§ **Page and application data records**

########################################

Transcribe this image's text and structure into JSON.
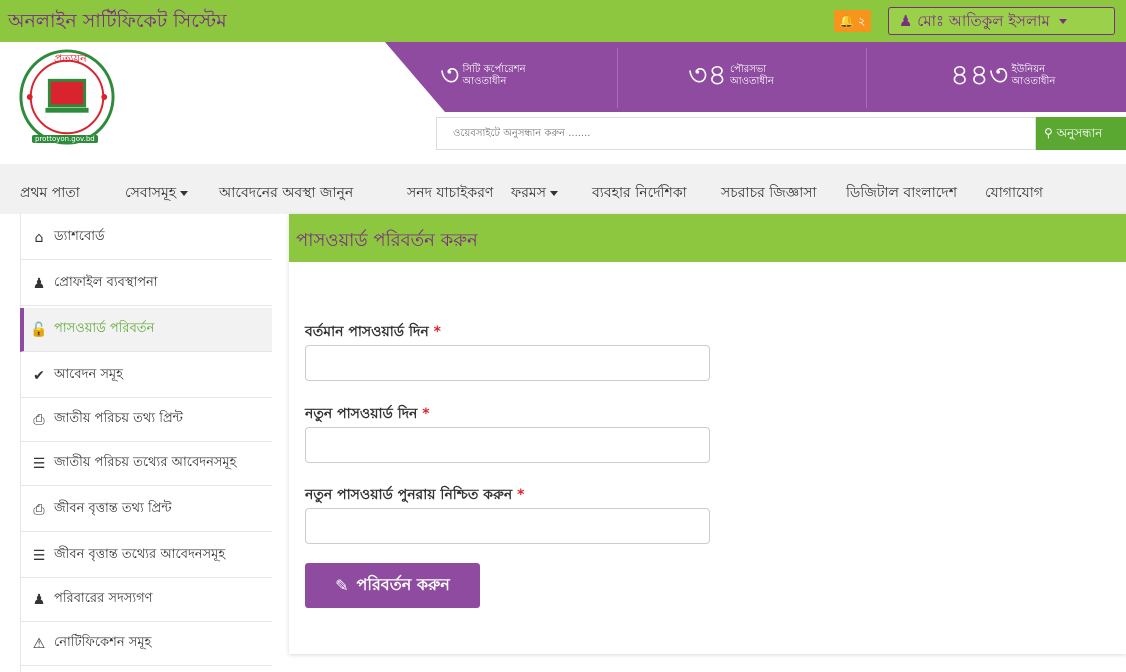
{
  "app": {
    "title": "অনলাইন সার্টিফিকেট সিস্টেম"
  },
  "topbar": {
    "notification_count": "২",
    "user_name": "মোঃ আতিকুল ইসলাম"
  },
  "header": {
    "logo_text": "প্রত্যয়ন",
    "logo_url": "prottoyon.gov.bd",
    "stats": [
      {
        "number": "৩",
        "line1": "সিটি কর্পোরেশন",
        "line2": "আওতাধীন"
      },
      {
        "number": "৩৪",
        "line1": "পৌরসভা",
        "line2": "আওতাধীন"
      },
      {
        "number": "৪৪৩",
        "line1": "ইউনিয়ন",
        "line2": "আওতাধীন"
      }
    ],
    "search_placeholder": "ওয়েবসাইটে অনুসন্ধান করুন .......",
    "search_button": "অনুসন্ধান"
  },
  "nav": {
    "items": [
      {
        "label": "প্রথম পাতা"
      },
      {
        "label": "সেবাসমূহ"
      },
      {
        "label": "আবেদনের অবস্থা জানুন"
      },
      {
        "label": "সনদ যাচাইকরণ"
      },
      {
        "label": "ফরমস"
      },
      {
        "label": "ব্যবহার নির্দেশিকা"
      },
      {
        "label": "সচরাচর জিজ্ঞাসা"
      },
      {
        "label": "ডিজিটাল বাংলাদেশ"
      },
      {
        "label": "যোগাযোগ"
      }
    ]
  },
  "sidebar": {
    "items": [
      {
        "label": "ড্যাশবোর্ড",
        "icon": "home-icon"
      },
      {
        "label": "প্রোফাইল ব্যবস্থাপনা",
        "icon": "user-icon"
      },
      {
        "label": "পাসওয়ার্ড পরিবর্তন",
        "icon": "unlock-icon"
      },
      {
        "label": "আবেদন সমূহ",
        "icon": "check-icon"
      },
      {
        "label": "জাতীয় পরিচয় তথ্য প্রিন্ট",
        "icon": "print-icon"
      },
      {
        "label": "জাতীয় পরিচয় তথ্যের আবেদনসমূহ",
        "icon": "list-icon"
      },
      {
        "label": "জীবন বৃত্তান্ত তথ্য প্রিন্ট",
        "icon": "print-icon"
      },
      {
        "label": "জীবন বৃত্তান্ত তথ্যের আবেদনসমূহ",
        "icon": "list-icon"
      },
      {
        "label": "পরিবারের সদস্যগণ",
        "icon": "user-icon"
      },
      {
        "label": "নোটিফিকেশন সমূহ",
        "icon": "warning-icon"
      }
    ]
  },
  "form": {
    "title": "পাসওয়ার্ড পরিবর্তন করুন",
    "current_label": "বর্তমান পাসওয়ার্ড দিন",
    "new_label": "নতুন পাসওয়ার্ড দিন",
    "confirm_label": "নতুন পাসওয়ার্ড পুনরায় নিশ্চিত করুন",
    "required_mark": "*",
    "submit_label": "পরিবর্তন করুন"
  },
  "colors": {
    "brand_green": "#8dc63f",
    "brand_purple": "#8e4ba0",
    "title_purple": "#7b2c84",
    "accent_orange": "#f7941d",
    "search_green": "#5aa832"
  }
}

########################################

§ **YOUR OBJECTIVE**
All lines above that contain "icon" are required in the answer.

§ **TASK OUTPUT**
        "icon": "home-icon"
        "icon": "user-icon"
        "icon": "unlock-icon"
        "icon": "check-icon"
        "icon": "print-icon"
        "icon": "list-icon"
        "icon": "print-icon"
        "icon": "list-icon"
        "icon": "user-icon"
        "icon": "warning-icon"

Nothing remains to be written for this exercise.